INDIANAPOLIS — Two of Indiana's former lietenant governors, a Republican and a Democrat, are pushing the state to approve mail-in voting in time for the November elections.
Kathy Davis, a Democrat, said other states have proven the process is secure and safe from voter fraud. John Mutz, a Republican, insists mail-in voting is the right thing to do for Hoosiers.
Hundreds of thousands of Indiana voters already trust the postal service with their votes. Supporters want voting rules changed so even more voters can cast their ballots at their convenience and avoid a time-consuming trip to the polls.
The June primary election and long lines at the polls frustrated thousands of voters, overwhelmed local election officials with mountains of absentee ballots and fueled the argument surrounding absentee and mail-in voting.
There is a difference between absentee and mail-in voting. Under election law, absentee voters need to have a reason, such as a physical infirmity that prevents them from voting in person. Mail-in voters don't need an excuse and can receive a ballot by asking for one. Both do need to be registered to vote.
Because of the COVID-19 pandemic, state election officials suspended the rules for the primary. They authorized so called "no excuse" mail-in voting. Voters could choose to vote at a polling place or a mailbox just because they wanted to.
With the presidential and gubernatorial elections less than 100 days away, the Indiana Election Commission hasn't had a single meeting to discuss what voting rules will apply in November.
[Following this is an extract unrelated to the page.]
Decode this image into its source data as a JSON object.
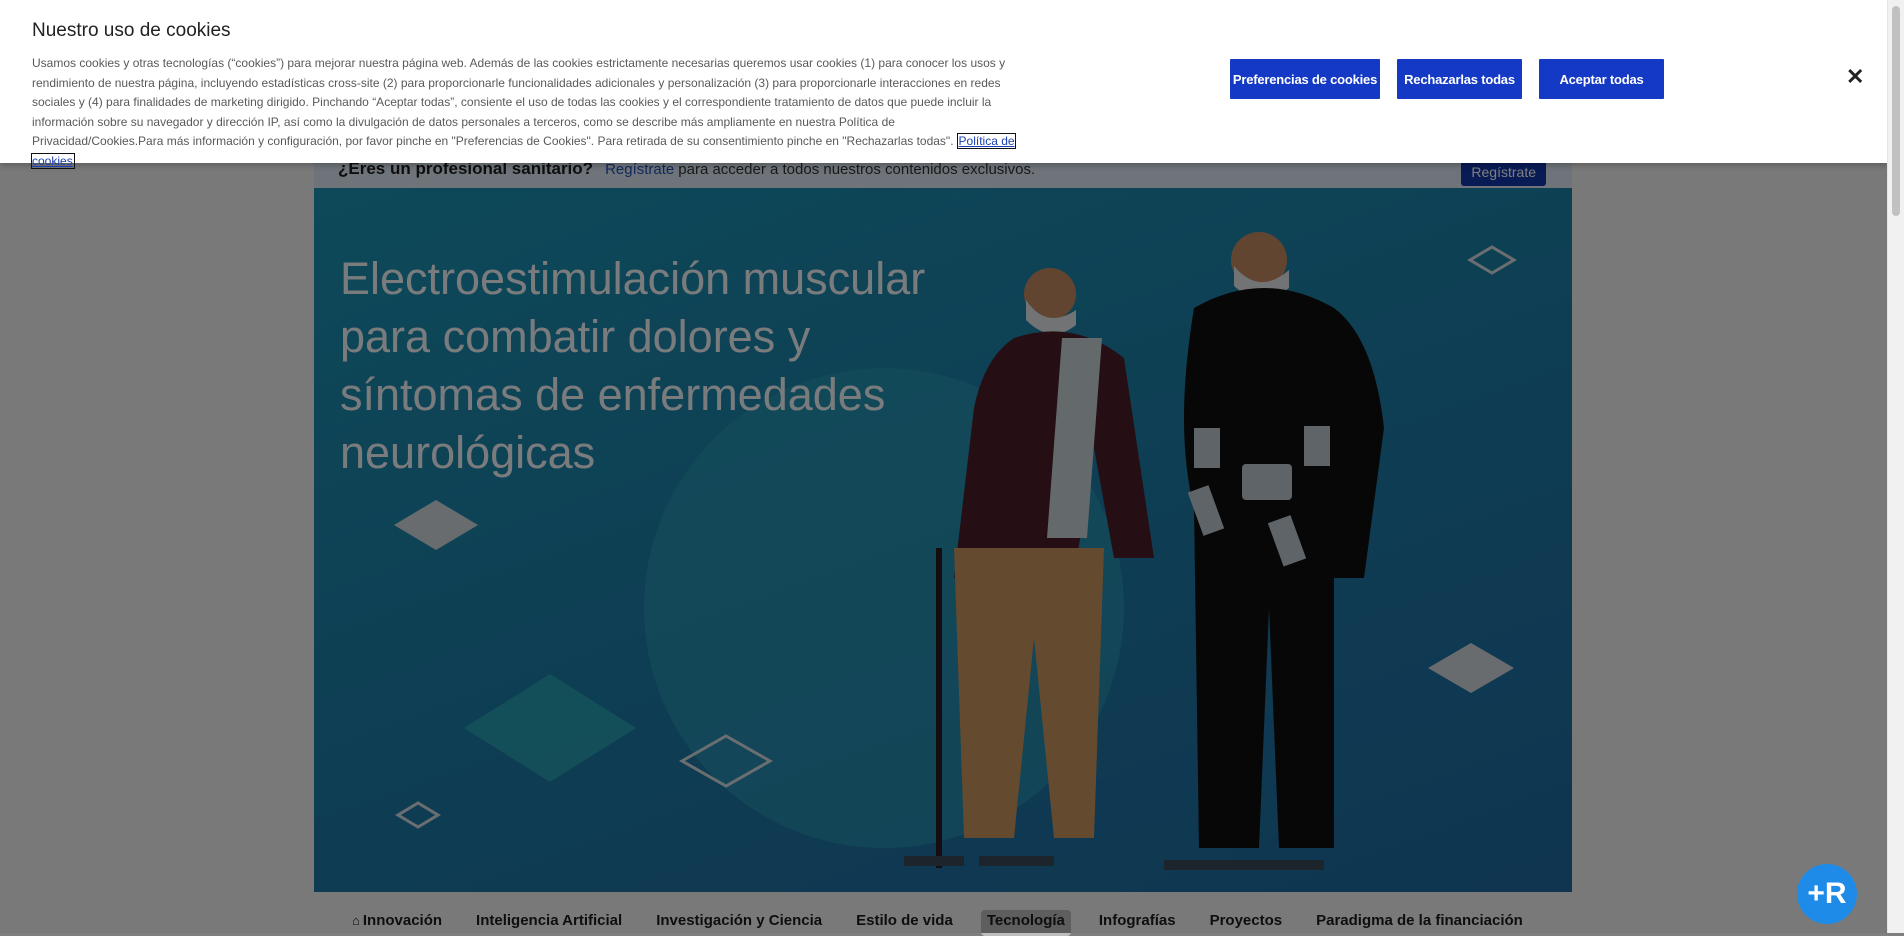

Barbara Tully is the president of Indiana Vote by Mail, which is lobbying for Indiana to join a half-dozen states to allow mail-in voting.
"Voters are confused. Now they are going, 'Oh my God. I have to apply now. After I applied, I need to choose a reason. None of these reason's apply to me,'" Tully explained. "What we really hope for is increases in voter turnout. We want to bring more people into the voting process."
But there are serious questions to overcome. There is the cost of printing and mailing hundreds of thousands of ballots. That is on top of the money to hire workers to count them all.
Although there has been no substantiated evidence of voter fraud, opponents question security of absentee and mail-in balloting. There is no question about its popularity. In 2016, the last presidential election, one third of Indiana voters cast absentee ballots.